The Promise review: a handsomely illustrated Wikipedia page on the Armenian genocide
Director: Terry George; Starring: Oscar Isaac, Charlotte Le Bon, Christian Bale, Igal Naor, Shohreh Aghdashloo, Angela Sarafyan, Jean Reno, James Cromwell, Tom Hollander, Marwan Kenzari. 12A cert; 133 mins.
Reviewing the budget for a film as expensive, and doomed, as The Promise perhaps feels like a low blow. Everything it’s trying to be – a David Lean-ian historical epic set against the barely-addressed backdrop of the 1915 Armenian genocide – needs scale, heft and star power. These are pricey. (The film cost some $90m.)
In its dreams, it’s the form of handsome period opus Anthony Minghella might be making if he hadn’t died, borrowing from his work a composer (Gabriel Yared), producer (William Horberg) and the sort of star pedigree (Oscar Isaac, Christian Bale) to confer a gritty importance.
It’s all entirely unembarrassing – touchingly played, in its better moments, and plunging us into the era’s heartbreak with some emotional force. What it lacks is original artistry, or a foreground story worth all the fuss.
The script, written to order by Robin (Benjamin Button) Swicord and tweaked substantially by the director, Hotel Rwanda’s Terry George, still feels like holding copy: insert love quadrangle here, open windows here, here, and here on the brutal pogrom against the Armenian people which Turkey still denies occurred.
So, on the eve of World War I, Turkish-Armenian apothecary Mikael (a hard-working Isaac) travels from his family’s village to train as a doctor in Constantinople, using the dowry he has won by proposing to a rich neighbour’s daughter (Angela Sarafyan). In the city, he falls in love with Charlotte Le Bon’s Ana, a beautiful, bewildered dance teacher who is herself pledged to Chris (Bale), an American war reporter just beginning to learn of the evacuations, and worse, being visited against the Ottoman Empire’s Armenian populace.
The two couples are thrown hither and thither by the ensuing chaos, witnesses to mass slaughter who rarely feel like active agents in anything much. Just when this passivity is becoming a problem, George stages an unconvincing scrap with Ottoman soldiers next to a bunch of felled fruit carts. And the wider context is often botched, too. Even now, the federal US government doesn’t officially recognise the genocide, so it’s galling to witness a film which goes out of its way to present American characters, like Bale’s crusading journo, but also James Cromwell’s stern US ambassador, as watchmen on the right side of history.

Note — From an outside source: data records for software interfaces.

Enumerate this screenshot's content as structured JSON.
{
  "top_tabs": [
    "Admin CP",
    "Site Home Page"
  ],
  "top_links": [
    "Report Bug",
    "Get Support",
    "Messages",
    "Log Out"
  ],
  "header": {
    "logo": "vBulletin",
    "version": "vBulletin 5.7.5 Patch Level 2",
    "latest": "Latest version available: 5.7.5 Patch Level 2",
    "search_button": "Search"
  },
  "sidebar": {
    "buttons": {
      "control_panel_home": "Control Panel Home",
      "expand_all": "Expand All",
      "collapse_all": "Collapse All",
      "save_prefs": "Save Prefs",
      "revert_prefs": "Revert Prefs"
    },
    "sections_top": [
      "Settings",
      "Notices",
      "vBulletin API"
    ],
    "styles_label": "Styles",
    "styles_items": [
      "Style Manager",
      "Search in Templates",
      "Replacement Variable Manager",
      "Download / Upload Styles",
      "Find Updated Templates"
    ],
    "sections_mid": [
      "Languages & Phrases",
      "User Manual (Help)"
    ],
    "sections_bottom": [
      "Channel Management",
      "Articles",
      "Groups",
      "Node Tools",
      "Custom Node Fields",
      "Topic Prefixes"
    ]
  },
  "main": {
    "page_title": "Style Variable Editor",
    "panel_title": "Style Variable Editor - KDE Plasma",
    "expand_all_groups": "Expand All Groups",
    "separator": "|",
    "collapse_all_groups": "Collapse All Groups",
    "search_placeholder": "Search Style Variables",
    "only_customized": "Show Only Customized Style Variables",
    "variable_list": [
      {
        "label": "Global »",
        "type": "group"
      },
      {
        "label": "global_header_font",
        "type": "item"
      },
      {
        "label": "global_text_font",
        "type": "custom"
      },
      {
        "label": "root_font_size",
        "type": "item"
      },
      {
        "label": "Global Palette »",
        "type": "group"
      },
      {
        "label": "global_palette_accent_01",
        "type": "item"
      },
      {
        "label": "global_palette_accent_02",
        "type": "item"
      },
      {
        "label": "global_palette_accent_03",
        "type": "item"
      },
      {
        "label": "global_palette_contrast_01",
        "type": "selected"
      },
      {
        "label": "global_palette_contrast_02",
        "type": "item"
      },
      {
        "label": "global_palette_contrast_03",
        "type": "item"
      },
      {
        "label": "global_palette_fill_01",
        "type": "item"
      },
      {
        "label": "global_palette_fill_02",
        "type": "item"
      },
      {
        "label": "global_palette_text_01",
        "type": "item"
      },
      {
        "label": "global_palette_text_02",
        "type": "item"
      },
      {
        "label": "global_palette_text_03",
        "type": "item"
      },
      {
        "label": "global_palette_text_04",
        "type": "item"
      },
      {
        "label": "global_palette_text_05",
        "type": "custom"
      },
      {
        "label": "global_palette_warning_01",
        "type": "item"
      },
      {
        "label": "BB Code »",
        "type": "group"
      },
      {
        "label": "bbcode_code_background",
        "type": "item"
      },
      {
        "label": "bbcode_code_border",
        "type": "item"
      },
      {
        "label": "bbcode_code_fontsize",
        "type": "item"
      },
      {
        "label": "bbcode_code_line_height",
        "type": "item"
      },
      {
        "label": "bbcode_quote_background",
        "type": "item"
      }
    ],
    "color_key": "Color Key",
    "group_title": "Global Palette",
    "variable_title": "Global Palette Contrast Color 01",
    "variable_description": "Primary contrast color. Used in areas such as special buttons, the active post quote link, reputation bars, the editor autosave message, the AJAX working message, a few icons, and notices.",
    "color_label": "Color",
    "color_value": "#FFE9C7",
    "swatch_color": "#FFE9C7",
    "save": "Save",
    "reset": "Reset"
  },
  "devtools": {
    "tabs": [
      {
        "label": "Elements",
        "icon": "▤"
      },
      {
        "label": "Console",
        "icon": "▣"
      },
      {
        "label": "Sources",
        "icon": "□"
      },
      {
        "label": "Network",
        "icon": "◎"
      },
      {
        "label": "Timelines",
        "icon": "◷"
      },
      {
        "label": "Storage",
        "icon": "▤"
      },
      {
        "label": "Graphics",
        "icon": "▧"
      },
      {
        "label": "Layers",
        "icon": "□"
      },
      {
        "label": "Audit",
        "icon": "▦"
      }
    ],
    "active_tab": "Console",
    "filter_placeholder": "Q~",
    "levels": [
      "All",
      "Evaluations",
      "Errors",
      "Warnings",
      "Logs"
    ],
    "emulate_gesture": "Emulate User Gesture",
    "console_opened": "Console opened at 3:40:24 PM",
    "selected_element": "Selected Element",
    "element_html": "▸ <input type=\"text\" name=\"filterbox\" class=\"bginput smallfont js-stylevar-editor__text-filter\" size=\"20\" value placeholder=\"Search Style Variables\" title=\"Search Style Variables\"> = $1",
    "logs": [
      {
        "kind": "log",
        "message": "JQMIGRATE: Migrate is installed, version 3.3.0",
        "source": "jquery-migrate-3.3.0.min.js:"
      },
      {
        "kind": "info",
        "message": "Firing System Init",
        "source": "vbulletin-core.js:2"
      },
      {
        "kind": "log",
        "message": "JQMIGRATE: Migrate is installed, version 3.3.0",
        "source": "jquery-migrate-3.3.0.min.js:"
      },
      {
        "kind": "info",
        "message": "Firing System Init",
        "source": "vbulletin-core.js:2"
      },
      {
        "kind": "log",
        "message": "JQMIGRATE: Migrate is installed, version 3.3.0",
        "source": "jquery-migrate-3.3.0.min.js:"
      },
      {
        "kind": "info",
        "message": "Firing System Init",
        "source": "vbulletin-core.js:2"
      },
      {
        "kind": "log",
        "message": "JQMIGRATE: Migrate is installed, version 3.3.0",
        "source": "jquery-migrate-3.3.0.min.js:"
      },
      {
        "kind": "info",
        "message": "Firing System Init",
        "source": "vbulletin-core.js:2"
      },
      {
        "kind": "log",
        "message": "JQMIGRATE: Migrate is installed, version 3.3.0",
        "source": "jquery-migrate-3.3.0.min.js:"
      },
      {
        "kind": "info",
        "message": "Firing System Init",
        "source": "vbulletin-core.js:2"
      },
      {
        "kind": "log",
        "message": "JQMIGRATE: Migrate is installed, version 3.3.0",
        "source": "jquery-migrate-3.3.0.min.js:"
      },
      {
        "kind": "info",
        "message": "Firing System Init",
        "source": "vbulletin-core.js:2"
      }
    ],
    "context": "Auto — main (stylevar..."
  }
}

The actors aren’t to blame, even if Isaac, with his Omar Sharif-like brooding presence, is eventually defeated by his multiple scenes of wailing and grief. Mikael’s desperate ride on a night-time transport train, which turns out to be hastening his starving people to their fates, is one of the few sequences whose cinematic vigour a Minghella or Spielberg might have signed off on.
Alongside the up-and-coming Marwan Kenzari, playing the token Turk who isn’t all bad, it’s Bale who lends most grit to this oyster: he musses up the scenery as best he can, making Chris an alcoholic malcontent chafing in his relationship and career.
He’s no Billy Zane in Titanic, but the script doesn’t dare suggest that Mikael and Ana’s happiness hinges somewhat on getting him out of the way. Everyone’s motives are swallowed up by the horrors of the backdrop, and there’s only one scene of genuine animus between the two men, a conflict which could have driven this whole story usefully forward.
Intellectually, it’s all less than nourishing, a sweeping pageant of atrocities which gives no single player an ideologically complex role or asks any difficult questions. The film was the passion project of the late mogul Kirk Kerkorian, an Armenian-American who put the budget together and clearly hoped it would highlight this neglected episode for a mass audience.
As a history lesson, it’s both undisguised and elementary, an illustrated Wikipedia page which said audience can sense is tragically good for them a mile off. Nobly intended as it may all be, it’s a little too lifeless to hit home.